M.S. Metropolitan Design
Cities are by their very nature under continuous cycles of urban transformations. Yet, there are a few instances in the history of a city that the drive producing these transformations is accelerated by a cultural momentum that can become tremendously innovative. Such occurrences often signal a new period of civic consciousness contributing toward the creation of a better quality of urban living.
The Metropolitan Design Program at the College of Design focuses on the challenges confronting 21st century cities. As demographic shifts continue to reshape the urban and suburban territory, there is evidence to indicate that today more people are choosing to live in cities, attracted perhaps by the rise of a knowledge-based economy and hoping to achieve professional goals while partaking in the excitement of a renewed cultural and civic lifestyle. Today, cities and, perhaps more precisely, cities and their specific regions, are being rediscovered as potential magnets of creative energy and innovation. These city-regions have been able to create new and distinctive growth economies and lifestyles based on their ability to weave their transformative efforts, blending together the physical with the cultural—an essential integration, shaped by the physiographic characteristics of each specific region. Successful cities manage change over time while providing a quality-of-life that values the regional ecology and the role of the arts as agents to reinforce local place and identity, while developing a system of well informed decision-making that is built from a vibrant public vision for the future.

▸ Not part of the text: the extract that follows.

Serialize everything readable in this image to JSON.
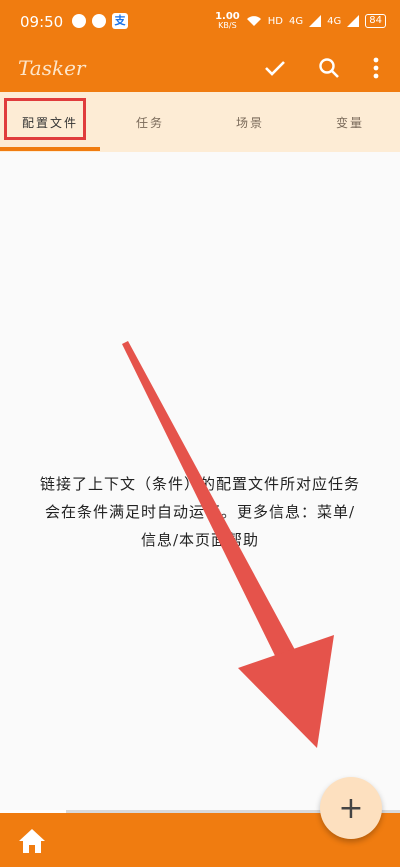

To achieve this multifaceted view of the city, the College of Design at the University of Minnesota developed the M.S. Metropolitan Design Program with an expanded view of Urban and Metropolitan Design that weaves together knowledge from professional practice and current theoretical debates regarding the future of the city. The program is open for students having professional design/planning degrees and graduate students currently pursuing master’s degrees in architecture or landscape architecture.